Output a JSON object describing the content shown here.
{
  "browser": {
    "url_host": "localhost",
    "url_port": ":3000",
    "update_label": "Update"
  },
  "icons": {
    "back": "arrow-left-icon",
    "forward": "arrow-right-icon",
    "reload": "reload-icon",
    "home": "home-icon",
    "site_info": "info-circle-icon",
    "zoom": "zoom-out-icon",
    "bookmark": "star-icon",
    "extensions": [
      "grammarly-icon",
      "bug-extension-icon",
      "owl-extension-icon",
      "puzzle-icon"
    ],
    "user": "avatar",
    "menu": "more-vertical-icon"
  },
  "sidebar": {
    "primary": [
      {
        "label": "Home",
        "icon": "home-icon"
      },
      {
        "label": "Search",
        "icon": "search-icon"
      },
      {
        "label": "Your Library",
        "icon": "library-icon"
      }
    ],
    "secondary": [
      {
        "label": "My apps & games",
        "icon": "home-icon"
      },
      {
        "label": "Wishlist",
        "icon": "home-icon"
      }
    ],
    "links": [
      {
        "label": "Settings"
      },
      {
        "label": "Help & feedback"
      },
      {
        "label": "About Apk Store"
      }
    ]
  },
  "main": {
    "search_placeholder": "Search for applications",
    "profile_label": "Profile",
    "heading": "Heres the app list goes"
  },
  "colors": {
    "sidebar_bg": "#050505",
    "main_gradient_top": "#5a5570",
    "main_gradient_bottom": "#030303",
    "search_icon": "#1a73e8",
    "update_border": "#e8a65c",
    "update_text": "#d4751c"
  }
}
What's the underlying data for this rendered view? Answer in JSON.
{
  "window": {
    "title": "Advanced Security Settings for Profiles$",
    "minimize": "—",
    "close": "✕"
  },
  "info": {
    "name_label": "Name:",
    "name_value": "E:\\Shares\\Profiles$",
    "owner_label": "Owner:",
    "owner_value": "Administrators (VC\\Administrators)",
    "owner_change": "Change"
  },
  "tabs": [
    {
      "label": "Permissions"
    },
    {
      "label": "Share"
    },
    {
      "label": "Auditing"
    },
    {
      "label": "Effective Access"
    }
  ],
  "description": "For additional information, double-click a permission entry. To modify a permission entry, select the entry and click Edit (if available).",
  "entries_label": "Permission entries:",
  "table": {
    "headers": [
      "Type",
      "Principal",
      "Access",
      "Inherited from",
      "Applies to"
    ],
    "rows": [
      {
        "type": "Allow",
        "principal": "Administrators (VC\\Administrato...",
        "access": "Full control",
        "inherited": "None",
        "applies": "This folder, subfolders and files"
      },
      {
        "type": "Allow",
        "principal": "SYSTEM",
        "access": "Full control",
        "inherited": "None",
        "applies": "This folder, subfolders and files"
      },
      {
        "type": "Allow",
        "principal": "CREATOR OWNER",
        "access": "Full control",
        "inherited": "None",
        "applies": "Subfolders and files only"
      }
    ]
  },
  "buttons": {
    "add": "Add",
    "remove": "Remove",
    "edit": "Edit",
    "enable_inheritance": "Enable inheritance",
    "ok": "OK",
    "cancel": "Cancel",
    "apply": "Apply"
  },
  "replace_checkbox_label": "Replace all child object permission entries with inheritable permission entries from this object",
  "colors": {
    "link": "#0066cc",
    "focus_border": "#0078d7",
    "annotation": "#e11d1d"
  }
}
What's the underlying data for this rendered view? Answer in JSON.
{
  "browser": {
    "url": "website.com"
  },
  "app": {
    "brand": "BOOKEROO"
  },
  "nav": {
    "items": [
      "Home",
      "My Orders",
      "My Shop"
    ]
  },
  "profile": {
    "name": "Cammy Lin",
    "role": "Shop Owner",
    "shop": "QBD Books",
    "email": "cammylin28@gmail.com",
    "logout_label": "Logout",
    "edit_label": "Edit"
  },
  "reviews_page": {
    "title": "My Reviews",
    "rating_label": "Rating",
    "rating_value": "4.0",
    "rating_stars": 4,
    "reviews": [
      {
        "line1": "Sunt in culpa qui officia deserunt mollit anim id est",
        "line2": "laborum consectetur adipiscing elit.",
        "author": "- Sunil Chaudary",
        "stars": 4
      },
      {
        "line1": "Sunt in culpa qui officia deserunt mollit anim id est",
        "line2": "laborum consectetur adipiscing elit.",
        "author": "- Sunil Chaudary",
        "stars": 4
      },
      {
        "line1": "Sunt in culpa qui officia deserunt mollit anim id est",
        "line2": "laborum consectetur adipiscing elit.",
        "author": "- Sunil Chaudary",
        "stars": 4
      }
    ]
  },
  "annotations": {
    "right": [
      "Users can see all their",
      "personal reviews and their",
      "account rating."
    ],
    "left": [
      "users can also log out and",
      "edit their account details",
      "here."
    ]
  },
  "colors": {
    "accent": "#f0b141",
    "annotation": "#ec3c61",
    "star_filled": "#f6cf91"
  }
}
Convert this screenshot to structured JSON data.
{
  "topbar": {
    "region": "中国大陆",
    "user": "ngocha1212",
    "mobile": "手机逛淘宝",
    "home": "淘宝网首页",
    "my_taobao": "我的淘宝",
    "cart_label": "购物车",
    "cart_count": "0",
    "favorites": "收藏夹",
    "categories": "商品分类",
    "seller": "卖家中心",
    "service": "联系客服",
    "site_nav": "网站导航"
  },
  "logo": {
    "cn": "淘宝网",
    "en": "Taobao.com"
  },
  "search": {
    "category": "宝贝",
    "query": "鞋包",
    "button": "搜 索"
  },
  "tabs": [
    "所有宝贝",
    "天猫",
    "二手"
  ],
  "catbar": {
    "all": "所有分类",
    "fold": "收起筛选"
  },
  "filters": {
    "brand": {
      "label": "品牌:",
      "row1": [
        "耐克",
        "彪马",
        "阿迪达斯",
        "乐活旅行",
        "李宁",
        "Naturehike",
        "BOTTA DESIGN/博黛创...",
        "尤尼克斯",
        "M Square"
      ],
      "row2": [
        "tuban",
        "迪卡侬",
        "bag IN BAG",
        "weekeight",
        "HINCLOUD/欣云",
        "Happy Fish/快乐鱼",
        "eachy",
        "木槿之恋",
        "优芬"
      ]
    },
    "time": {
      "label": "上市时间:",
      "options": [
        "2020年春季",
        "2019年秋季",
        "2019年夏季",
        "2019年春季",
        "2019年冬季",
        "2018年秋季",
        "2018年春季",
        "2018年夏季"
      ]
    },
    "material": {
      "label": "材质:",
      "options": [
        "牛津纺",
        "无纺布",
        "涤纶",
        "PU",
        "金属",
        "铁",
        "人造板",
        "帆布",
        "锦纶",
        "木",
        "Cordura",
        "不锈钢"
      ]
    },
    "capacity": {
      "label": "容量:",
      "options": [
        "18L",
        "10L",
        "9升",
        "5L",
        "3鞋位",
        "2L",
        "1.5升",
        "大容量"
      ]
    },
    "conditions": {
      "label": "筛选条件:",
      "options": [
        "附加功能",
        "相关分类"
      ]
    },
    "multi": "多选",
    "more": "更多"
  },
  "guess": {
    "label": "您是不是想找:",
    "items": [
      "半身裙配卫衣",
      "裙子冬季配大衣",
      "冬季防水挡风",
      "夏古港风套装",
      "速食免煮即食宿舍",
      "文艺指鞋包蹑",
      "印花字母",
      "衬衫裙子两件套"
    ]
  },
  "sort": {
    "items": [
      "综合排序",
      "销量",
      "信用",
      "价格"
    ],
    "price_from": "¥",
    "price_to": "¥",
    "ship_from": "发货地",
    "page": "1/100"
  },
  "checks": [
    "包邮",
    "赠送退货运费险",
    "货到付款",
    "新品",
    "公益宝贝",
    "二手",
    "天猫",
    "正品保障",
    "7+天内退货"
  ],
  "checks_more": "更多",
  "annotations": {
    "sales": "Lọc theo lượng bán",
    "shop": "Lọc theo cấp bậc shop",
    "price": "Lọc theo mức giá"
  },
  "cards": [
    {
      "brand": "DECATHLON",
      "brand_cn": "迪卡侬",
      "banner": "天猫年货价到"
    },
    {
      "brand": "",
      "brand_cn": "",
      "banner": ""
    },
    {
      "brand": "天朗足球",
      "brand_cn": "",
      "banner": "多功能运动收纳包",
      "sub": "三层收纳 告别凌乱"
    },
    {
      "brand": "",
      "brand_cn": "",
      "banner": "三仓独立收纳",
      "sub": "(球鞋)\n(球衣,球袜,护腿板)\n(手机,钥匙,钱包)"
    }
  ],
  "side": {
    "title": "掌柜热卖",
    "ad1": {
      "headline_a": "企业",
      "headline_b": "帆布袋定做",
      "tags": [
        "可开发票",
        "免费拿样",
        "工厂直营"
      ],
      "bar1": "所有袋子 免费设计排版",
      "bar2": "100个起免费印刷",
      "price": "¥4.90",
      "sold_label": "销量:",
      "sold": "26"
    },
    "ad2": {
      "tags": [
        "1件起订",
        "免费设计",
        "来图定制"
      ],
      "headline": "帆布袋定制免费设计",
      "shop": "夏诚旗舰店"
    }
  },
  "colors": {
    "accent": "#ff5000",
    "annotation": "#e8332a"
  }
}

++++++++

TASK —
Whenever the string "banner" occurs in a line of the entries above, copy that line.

WRITTEN RESPONSE —
      "banner": "天猫年货价到"
      "banner": ""
      "banner": "多功能运动收纳包",
      "banner": "三仓独立收纳",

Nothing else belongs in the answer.